X-Line TPD Insoles
The TPD insole is an orthotic device designed for Tibialis Posterior Dysfunction, a condition that can cause rapidly developing flat feet and pain on the inside of ankle, arch and/or shin. Also very helpful orthotic device for other symptoms related to a lot of foot flattening on standing.
- Features high heel cups for heel stabilisation
- High arch support placed specifically to off load the tibialis posterior tendon
- Midfoot cradle and metatarsal support
- High plastic wrap reinforcement to strengthen insole
- Camberelle® top cover for strength and durability
- Supports the arch where other insoles fail
For more information on this insole watch this video
- Severe arch ache or pain
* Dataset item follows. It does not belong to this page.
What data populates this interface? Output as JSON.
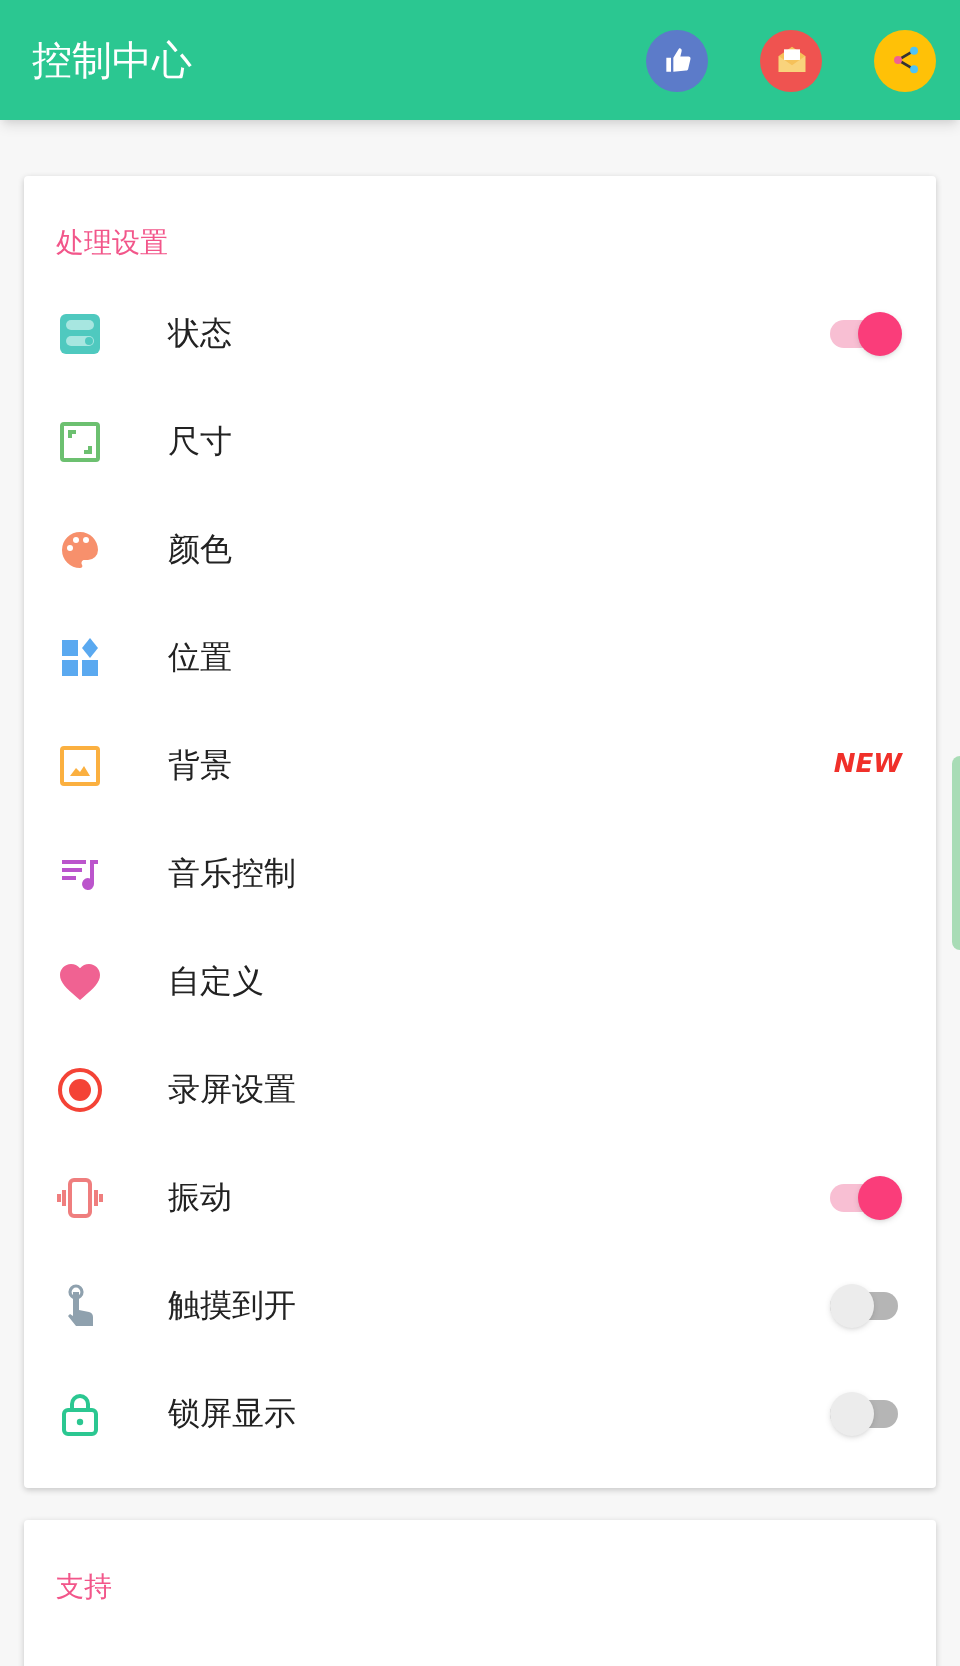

- Severe medial ankle & shin pain
- Any symptoms caused by large arch drop
- Perfect for immediate relief of Tibialis Posterior Dysfunction
Fits the following shoe styles:
- Any shoe with a removable in-sock/insole
- Most lace up comfort shoe styles
- Trainers (especially motion control trainers) and walking shoes
- Unsuitable for very flat shoes
Deep Heel Cup
The deep heel cup offers reassuring and effective control of the rearfoot. There is an extra anti-pronatory feature within the heel cup so the rearfoot is actively supported.
Support & Stability
The midfoot saddle provides essential support and improves stability throughout gait.
Beneath the device is a plastic shell offering durability and longevity. The X-Line TPD is one of the most commonly used insoles in the NHS and Ministry of Defence clinics we supply.
The TPD insole is an orthotic device that brings the key features to control:
- Excessive pronation or foot flattening in the foot (also known as hyper and over pronation)
- This particularly helps a condition called Tibialis Posterior Dysfunction, a severe cause of sudden arch drop
- Tibialis Posterior Dysfuntion causes foot flattening on weight bearing, accompanied by pain around the inside of the ankle, arch and inside of the shin. It is caused by failure of the tendon arising from the main arch supporting muscle of the foot
This muscle is called the Tibialis Posterior, and its malfunction or dysfunction is a potentially disabling condition. Seek professional advice if you think you might have this condition.
The Tibialis Posterior Dysfunction orthoses (TPD) was designed by HealthyStep to provide immediate relief of this condition and should be fitted as soon as possible after symptoms start.
Naturally flat feet that have not changed profile and have always looked flat won’t be helped by a TPD Insole, and will feel uncomfortable. If you have always had flat feet, but they are starting to ache use an X-Line Standard.
The TPD insole is:
- Extensively used in the UK by both the NHS and the British Armed services/forces
- Used to manage a whole host of lower limb conditions associated with feet that excessively pronate (flatten) beyond what is normal or necessary
The TPD insole features a number of special areas of design of a firm insole to hold the foot in a better position when the foot muscles are failing:
- High heel cups
- High arch support
- Metatarsal support
- Firm reinforcement
- The TPD supports where other insoles fail
Choose a shoe with a small heel lift. The following shoes should be correct:
- Deep casual shoes
- Deep lace ups
- Hiking boots
What else can I do to help?
Weak feet always benefit from strengthening, but with Tibialis Posterior problems you need to be careful. See our exercise advice for use with this insole.
Find out more about this insole:
TPD Insoles help improve pain and foot function, but simple rehabilitation techniques are incredibly important and will reinforce the effect of the HealthyStep TPD insoles.
However, in the early stages of Tibialis Posterior Dysfunction, it is important to rest. Make sure you seek medical advice from a clinician before you start these exercises.
If safe to do so, exercising and strengthening the foot can help speed up the recovery process from a tibialis posterior injury, and help you return to pain-free activity again.
By using our foot therapy balls, the toe flexors become stronger. This is important because these toe muscles can assist your tibialis posterior while you’re walking, taking some of the strain, helping to aid in your recovery.
Start with the following exercises:
Once the pain begins to settle and walking becomes easier, try the next exercise:
Once the tibialis posterior exercise is easy and causes no discomfort and your walking has become easy, try strengthening your calf. Do this exercise with your shoes on!
In the early painful stages, icing the area can bring about pain relief, as can the use of anti-inflammatory creams if you know it is safe for you to use them.